A swathe of emerging market currencies have slumped today, after Singapore surprised investors by announcing it won’t allow its currency to strengthen.
Bloomberg has the details:
Singapore’s dollar slumped the most since August, dragging down other Asia-Pacific currencies, as surprise easing by the central bank fueled speculation other policy makers in the region will follow suit.
New Zealand’s dollar, Malaysia’s ringgit and Indonesia’s rupiah also weakened after the Monetary Authority of Singapore said it would seek a policy of zero appreciation against an undisclosed basket of currencies, returning to a neutral stance it adopted in the global financial crisis in 2008.

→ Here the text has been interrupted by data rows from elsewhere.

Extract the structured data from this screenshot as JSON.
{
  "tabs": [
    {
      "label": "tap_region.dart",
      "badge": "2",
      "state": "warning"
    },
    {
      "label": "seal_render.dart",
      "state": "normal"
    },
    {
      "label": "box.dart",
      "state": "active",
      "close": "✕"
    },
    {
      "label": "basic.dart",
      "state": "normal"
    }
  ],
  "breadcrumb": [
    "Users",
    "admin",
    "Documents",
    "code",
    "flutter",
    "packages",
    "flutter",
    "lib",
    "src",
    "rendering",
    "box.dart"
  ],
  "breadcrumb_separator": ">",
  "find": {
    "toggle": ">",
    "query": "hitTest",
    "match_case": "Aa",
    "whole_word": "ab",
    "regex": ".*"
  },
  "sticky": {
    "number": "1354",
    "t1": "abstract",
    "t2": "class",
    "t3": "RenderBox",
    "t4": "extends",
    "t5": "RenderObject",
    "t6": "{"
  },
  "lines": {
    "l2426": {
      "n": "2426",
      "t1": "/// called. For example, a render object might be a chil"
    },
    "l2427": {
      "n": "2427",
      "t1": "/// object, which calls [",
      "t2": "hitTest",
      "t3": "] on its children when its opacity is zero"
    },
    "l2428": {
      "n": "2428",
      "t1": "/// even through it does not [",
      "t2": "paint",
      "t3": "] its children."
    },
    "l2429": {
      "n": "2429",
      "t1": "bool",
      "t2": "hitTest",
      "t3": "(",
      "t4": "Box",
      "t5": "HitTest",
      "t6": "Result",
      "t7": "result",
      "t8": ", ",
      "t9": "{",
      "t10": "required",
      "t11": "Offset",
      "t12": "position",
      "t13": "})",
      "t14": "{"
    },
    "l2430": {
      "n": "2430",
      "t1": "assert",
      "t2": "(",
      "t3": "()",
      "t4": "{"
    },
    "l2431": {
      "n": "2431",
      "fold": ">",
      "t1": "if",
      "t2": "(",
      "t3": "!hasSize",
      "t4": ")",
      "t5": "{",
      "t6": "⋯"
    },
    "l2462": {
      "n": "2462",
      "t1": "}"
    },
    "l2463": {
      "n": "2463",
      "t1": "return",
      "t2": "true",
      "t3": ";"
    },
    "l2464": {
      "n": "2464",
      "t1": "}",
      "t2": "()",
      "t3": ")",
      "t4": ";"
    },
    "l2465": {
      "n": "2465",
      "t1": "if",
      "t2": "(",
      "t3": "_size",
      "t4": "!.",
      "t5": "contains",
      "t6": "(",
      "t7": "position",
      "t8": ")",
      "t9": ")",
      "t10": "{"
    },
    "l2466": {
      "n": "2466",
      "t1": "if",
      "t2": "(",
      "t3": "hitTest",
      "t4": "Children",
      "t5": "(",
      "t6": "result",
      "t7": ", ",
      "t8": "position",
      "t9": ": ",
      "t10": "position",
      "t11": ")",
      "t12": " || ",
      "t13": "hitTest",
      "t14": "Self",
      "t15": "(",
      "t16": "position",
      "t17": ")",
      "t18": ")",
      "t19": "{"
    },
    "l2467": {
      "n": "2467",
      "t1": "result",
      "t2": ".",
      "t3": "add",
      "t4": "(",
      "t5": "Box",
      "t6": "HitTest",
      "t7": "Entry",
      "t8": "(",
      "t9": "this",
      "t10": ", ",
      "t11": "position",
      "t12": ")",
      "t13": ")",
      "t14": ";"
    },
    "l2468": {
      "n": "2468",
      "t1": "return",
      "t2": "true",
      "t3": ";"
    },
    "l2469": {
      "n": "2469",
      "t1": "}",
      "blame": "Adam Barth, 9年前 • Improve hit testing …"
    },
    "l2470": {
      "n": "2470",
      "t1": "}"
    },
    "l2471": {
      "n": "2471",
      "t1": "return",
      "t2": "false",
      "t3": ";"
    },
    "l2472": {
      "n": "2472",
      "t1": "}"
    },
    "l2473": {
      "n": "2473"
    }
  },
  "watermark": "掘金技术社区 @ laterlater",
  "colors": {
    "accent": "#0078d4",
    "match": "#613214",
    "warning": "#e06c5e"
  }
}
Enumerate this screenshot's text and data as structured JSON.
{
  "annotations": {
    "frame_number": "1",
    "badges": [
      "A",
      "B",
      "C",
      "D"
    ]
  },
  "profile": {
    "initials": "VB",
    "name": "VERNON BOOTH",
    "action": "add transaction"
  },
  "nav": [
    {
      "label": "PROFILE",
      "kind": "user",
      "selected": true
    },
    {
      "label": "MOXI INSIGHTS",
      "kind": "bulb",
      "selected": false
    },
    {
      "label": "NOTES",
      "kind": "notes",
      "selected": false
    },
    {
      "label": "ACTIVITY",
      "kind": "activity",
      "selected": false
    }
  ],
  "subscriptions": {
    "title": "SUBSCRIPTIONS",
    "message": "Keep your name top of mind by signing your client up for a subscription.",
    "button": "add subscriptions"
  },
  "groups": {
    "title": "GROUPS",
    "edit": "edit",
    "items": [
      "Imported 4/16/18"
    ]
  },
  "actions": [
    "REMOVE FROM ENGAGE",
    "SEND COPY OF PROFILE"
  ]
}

Asian stock markets have posted solid gains today, picking up the baton after yesterday’s strong performance in Europe and the US.
Japan’s Nikkei surged by over 3%, while the Australian S&P/ASX rose by 1.2% and the South Koreas’ market gained 2%.
MSCI’s broadest index of Asia-Pacific shares outside Japan rose 0.5%, reaching its highest level since Nov. 26. It has risen 5 percent since Friday, breakingabove several resistance levels to signal further gains.
Good morning, and welcome to our rolling coverage of the world economy, the financial markets, the eurozone and business.
Related: FTSE 100 hits highest level in 2016